◆ **WHAT THE EXERCISE ASKS**
Go through the records and copy each line where the word "this" occurs.

◆ **EXERCISE MATERIAL**

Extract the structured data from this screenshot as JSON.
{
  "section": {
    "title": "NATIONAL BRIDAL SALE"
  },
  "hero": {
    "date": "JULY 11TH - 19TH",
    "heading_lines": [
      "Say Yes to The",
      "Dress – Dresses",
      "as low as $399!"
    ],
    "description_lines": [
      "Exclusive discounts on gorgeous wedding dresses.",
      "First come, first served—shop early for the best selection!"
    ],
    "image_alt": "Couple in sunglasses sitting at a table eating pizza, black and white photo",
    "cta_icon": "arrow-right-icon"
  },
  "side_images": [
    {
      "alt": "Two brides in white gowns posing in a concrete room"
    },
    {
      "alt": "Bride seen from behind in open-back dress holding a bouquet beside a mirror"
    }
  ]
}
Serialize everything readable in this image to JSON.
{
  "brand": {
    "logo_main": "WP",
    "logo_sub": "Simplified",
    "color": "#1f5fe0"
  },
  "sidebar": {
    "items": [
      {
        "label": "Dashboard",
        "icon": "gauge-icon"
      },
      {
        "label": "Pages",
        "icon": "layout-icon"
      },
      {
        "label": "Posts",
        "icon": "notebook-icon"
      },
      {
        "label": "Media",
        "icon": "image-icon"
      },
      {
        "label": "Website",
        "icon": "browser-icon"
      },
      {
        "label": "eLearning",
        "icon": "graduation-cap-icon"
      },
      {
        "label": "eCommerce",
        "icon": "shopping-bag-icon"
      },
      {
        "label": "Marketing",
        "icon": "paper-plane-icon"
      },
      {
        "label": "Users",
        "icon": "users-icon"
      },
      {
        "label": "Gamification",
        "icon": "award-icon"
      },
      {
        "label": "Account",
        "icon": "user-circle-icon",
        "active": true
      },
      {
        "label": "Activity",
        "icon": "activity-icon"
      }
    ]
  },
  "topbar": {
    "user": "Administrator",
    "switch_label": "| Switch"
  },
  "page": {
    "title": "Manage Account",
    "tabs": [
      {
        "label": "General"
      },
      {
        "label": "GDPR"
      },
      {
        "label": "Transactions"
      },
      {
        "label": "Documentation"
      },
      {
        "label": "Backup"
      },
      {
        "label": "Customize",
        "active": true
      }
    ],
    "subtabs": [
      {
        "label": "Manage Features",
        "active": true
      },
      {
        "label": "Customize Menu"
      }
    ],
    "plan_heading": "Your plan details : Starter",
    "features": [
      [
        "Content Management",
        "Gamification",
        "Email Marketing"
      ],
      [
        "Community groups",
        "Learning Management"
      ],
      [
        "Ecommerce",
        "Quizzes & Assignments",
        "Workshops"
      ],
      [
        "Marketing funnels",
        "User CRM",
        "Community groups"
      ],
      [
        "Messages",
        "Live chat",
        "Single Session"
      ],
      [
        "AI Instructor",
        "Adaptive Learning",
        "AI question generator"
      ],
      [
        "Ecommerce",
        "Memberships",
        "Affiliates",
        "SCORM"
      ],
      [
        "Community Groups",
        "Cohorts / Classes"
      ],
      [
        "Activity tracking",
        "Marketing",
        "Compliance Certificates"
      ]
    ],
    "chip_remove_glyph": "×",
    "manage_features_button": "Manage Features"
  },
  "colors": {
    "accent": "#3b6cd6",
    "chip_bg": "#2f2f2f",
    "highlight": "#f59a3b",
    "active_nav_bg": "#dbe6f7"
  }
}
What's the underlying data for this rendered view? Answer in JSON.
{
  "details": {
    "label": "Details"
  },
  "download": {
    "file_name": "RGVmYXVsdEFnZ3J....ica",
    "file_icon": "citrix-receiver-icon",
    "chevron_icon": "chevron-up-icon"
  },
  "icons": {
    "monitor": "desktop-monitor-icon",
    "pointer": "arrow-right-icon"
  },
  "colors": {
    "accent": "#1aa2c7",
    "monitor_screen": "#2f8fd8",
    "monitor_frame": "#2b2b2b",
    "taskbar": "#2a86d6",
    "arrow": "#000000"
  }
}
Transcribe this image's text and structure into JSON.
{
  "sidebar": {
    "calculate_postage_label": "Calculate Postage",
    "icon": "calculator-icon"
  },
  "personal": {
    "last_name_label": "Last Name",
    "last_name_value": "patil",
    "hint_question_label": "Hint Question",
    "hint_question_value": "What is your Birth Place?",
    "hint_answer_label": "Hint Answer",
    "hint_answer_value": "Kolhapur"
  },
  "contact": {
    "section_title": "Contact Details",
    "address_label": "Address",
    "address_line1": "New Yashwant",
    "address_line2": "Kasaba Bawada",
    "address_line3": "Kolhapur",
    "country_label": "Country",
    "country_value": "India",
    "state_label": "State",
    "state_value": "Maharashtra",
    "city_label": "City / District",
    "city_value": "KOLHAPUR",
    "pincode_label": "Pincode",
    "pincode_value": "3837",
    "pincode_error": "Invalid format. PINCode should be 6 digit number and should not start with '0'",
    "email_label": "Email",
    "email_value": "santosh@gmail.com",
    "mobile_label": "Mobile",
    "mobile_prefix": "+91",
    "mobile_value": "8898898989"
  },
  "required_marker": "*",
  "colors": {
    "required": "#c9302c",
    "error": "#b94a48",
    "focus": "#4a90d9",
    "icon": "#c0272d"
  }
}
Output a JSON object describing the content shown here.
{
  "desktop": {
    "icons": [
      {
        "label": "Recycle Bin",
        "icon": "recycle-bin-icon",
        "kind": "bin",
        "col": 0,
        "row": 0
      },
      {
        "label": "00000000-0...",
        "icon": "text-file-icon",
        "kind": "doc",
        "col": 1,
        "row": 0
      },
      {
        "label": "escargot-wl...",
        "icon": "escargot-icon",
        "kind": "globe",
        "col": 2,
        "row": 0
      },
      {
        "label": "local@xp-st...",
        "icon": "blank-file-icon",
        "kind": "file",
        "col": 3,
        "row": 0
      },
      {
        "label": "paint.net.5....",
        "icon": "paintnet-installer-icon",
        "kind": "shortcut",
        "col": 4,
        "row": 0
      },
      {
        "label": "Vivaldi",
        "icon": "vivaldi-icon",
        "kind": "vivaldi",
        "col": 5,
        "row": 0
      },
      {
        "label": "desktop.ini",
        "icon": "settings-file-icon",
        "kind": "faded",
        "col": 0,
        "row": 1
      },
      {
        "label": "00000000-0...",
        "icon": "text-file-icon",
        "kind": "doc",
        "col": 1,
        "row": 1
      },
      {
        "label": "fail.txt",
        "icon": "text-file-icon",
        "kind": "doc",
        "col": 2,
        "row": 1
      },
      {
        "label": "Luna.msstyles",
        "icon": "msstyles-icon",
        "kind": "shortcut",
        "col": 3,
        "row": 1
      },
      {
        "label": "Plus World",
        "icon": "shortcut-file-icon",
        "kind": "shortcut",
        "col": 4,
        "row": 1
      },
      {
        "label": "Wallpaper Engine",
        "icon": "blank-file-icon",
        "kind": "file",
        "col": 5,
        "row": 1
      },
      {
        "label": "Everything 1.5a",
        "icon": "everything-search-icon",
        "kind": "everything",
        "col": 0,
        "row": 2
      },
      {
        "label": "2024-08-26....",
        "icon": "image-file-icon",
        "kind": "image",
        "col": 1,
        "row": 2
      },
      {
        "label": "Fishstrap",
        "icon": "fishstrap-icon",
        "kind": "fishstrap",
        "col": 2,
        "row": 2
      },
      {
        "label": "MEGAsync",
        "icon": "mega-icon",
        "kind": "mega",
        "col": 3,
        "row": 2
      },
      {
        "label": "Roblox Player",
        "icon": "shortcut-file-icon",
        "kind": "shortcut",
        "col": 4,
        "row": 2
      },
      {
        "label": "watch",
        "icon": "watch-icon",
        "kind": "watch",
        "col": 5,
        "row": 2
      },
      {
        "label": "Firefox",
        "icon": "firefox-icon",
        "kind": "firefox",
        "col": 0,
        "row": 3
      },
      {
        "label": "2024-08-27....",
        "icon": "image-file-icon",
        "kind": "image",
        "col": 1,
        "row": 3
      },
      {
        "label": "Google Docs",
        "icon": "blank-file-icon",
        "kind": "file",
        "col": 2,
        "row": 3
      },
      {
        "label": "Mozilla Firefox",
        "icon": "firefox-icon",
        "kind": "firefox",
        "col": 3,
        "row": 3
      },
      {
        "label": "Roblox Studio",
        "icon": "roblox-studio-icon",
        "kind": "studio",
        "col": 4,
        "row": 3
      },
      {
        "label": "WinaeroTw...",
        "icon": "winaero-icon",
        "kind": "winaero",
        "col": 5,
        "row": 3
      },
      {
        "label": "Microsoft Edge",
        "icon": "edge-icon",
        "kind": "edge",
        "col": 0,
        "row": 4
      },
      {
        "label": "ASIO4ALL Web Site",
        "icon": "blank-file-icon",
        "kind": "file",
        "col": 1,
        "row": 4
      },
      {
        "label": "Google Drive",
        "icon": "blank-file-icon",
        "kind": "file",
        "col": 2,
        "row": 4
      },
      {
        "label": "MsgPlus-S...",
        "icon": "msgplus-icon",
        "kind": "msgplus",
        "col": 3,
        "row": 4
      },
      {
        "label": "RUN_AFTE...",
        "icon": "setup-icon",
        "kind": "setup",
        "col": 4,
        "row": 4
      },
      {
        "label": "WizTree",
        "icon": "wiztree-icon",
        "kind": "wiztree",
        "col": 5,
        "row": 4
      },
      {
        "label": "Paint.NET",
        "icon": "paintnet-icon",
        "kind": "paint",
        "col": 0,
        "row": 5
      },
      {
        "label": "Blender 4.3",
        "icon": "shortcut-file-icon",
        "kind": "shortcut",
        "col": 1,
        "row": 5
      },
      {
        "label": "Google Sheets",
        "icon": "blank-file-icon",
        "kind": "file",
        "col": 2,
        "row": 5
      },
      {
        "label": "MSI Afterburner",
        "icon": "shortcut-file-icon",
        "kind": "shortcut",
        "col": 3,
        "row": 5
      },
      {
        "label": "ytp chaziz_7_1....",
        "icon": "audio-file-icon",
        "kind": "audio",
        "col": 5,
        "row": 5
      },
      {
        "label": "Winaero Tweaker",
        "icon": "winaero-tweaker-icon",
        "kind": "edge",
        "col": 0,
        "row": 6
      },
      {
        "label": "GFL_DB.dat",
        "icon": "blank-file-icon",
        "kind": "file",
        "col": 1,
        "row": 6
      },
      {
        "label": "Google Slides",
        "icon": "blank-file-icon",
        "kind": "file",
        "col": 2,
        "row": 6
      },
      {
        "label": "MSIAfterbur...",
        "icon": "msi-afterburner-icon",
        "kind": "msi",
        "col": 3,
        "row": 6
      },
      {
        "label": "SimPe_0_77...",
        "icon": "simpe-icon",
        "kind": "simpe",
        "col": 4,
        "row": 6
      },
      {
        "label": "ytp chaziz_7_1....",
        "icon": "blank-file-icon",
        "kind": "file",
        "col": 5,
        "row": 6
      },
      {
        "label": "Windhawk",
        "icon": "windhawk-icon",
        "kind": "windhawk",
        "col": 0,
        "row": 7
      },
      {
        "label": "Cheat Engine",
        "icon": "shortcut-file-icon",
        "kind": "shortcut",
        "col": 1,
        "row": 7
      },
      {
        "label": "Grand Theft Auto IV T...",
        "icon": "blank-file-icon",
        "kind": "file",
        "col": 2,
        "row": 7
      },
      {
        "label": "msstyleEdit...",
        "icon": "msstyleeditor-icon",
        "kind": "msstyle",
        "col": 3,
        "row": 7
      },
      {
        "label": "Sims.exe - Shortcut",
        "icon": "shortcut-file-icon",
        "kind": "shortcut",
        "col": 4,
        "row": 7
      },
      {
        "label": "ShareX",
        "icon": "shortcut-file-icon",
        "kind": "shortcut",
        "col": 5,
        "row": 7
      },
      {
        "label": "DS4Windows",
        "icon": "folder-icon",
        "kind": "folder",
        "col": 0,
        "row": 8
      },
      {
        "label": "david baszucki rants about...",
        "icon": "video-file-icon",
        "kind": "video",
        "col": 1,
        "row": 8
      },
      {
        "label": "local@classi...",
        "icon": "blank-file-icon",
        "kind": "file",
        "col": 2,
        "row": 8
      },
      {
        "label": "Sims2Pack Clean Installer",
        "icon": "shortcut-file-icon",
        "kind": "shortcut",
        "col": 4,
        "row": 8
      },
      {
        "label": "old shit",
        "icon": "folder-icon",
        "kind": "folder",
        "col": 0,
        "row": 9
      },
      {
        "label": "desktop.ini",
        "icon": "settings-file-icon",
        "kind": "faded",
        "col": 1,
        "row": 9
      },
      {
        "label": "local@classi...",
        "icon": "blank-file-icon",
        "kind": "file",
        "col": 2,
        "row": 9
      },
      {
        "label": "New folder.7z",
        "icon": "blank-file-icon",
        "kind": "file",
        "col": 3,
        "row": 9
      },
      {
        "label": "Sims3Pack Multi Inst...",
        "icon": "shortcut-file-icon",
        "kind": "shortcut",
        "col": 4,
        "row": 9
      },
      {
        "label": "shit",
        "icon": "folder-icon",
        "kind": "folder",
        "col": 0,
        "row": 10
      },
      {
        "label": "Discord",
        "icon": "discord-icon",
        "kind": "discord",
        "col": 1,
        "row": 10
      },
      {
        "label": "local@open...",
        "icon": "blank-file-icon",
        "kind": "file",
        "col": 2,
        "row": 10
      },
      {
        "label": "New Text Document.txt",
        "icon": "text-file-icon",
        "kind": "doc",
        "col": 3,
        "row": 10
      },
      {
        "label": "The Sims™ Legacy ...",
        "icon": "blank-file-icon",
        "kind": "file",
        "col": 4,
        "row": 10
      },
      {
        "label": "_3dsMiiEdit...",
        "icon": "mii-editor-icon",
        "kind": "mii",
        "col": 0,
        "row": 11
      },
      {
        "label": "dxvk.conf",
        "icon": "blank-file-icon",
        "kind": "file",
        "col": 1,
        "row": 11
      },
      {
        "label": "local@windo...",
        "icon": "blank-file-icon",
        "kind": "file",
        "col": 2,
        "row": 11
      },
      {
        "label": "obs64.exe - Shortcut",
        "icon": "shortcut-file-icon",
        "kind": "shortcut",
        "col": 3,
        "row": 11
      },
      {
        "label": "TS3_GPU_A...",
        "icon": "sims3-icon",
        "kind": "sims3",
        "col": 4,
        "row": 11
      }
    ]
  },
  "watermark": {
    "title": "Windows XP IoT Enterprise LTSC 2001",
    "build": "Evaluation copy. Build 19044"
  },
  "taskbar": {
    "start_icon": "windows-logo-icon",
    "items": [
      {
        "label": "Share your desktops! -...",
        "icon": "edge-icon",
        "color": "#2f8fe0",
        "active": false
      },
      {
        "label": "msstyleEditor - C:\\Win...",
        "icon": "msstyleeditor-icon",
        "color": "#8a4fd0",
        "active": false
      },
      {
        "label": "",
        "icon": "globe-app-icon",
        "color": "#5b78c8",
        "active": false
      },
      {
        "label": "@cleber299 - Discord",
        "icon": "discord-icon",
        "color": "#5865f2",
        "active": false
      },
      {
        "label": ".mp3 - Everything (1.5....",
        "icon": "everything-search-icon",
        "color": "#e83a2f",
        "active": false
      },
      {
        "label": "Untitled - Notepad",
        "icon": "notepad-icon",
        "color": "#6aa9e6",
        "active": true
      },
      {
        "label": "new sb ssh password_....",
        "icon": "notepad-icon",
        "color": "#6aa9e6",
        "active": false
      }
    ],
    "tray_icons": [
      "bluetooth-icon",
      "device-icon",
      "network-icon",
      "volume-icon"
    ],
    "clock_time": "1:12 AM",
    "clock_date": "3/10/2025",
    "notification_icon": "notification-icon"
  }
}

◆ **ANSWER BOX**
Extract the structured data from this screenshot as JSON.
Serialize everything readable in this image to JSON.
What's the underlying data for this rendered view? Answer in JSON.
Transcribe this image's text and structure into JSON.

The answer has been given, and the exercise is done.